Entries taken from a collection
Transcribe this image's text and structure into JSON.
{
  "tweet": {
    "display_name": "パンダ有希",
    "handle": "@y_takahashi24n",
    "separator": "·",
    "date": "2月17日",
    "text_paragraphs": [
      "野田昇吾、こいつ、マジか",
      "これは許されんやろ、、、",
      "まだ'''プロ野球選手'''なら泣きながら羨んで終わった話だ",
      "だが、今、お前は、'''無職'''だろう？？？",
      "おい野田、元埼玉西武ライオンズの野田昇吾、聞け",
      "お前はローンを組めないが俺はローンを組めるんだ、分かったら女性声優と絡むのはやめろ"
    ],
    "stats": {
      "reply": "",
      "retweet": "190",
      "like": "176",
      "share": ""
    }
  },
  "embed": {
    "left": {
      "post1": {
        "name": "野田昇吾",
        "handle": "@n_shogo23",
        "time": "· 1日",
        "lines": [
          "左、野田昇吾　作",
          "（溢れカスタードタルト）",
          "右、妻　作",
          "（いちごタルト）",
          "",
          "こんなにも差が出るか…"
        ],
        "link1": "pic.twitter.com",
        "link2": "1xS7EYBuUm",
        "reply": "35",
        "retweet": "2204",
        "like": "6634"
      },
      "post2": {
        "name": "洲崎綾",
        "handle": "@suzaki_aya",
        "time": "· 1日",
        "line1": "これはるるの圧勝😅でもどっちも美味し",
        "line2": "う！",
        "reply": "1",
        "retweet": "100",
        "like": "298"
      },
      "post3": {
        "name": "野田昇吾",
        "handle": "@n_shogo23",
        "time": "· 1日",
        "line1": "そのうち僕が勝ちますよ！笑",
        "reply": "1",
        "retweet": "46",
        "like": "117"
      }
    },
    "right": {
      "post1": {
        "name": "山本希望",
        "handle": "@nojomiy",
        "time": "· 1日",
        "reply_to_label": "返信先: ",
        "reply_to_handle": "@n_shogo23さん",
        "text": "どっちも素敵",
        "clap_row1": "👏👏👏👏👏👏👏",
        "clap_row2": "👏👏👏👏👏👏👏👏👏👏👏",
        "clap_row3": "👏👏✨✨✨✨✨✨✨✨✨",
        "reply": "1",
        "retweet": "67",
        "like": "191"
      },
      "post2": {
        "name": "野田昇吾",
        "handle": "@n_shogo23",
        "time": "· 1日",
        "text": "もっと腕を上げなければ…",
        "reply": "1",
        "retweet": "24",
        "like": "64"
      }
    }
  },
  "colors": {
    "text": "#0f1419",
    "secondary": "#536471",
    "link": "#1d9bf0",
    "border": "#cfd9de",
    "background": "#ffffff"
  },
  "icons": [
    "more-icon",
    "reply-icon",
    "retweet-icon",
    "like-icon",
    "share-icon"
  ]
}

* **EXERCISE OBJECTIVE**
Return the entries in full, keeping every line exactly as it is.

* **WRITTEN SOLUTION**
Transcribe this image's text and structure into JSON.
{
  "tweet": {
    "display_name": "パンダ有希",
    "handle": "@y_takahashi24n",
    "separator": "·",
    "date": "2月17日",
    "text_paragraphs": [
      "野田昇吾、こいつ、マジか",
      "これは許されんやろ、、、",
      "まだ'''プロ野球選手'''なら泣きながら羨んで終わった話だ",
      "だが、今、お前は、'''無職'''だろう？？？",
      "おい野田、元埼玉西武ライオンズの野田昇吾、聞け",
      "お前はローンを組めないが俺はローンを組めるんだ、分かったら女性声優と絡むのはやめろ"
    ],
    "stats": {
      "reply": "",
      "retweet": "190",
      "like": "176",
      "share": ""
    }
  },
  "embed": {
    "left": {
      "post1": {
        "name": "野田昇吾",
        "handle": "@n_shogo23",
        "time": "· 1日",
        "lines": [
          "左、野田昇吾　作",
          "（溢れカスタードタルト）",
          "右、妻　作",
          "（いちごタルト）",
          "",
          "こんなにも差が出るか…"
        ],
        "link1": "pic.twitter.com",
        "link2": "1xS7EYBuUm",
        "reply": "35",
        "retweet": "2204",
        "like": "6634"
      },
      "post2": {
        "name": "洲崎綾",
        "handle": "@suzaki_aya",
        "time": "· 1日",
        "line1": "これはるるの圧勝😅でもどっちも美味し",
        "line2": "う！",
        "reply": "1",
        "retweet": "100",
        "like": "298"
      },
      "post3": {
        "name": "野田昇吾",
        "handle": "@n_shogo23",
        "time": "· 1日",
        "line1": "そのうち僕が勝ちますよ！笑",
        "reply": "1",
        "retweet": "46",
        "like": "117"
      }
    },
    "right": {
      "post1": {
        "name": "山本希望",
        "handle": "@nojomiy",
        "time": "· 1日",
        "reply_to_label": "返信先: ",
        "reply_to_handle": "@n_shogo23さん",
        "text": "どっちも素敵",
        "clap_row1": "👏👏👏👏👏👏👏",
        "clap_row2": "👏👏👏👏👏👏👏👏👏👏👏",
        "clap_row3": "👏👏✨✨✨✨✨✨✨✨✨",
        "reply": "1",
        "retweet": "67",
        "like": "191"
      },
      "post2": {
        "name": "野田昇吾",
        "handle": "@n_shogo23",
        "time": "· 1日",
        "text": "もっと腕を上げなければ…",
        "reply": "1",
        "retweet": "24",
        "like": "64"
      }
    }
  },
  "colors": {
    "text": "#0f1419",
    "secondary": "#536471",
    "link": "#1d9bf0",
    "border": "#cfd9de",
    "background": "#ffffff"
  },
  "icons": [
    "more-icon",
    "reply-icon",
    "retweet-icon",
    "like-icon",
    "share-icon"
  ]
}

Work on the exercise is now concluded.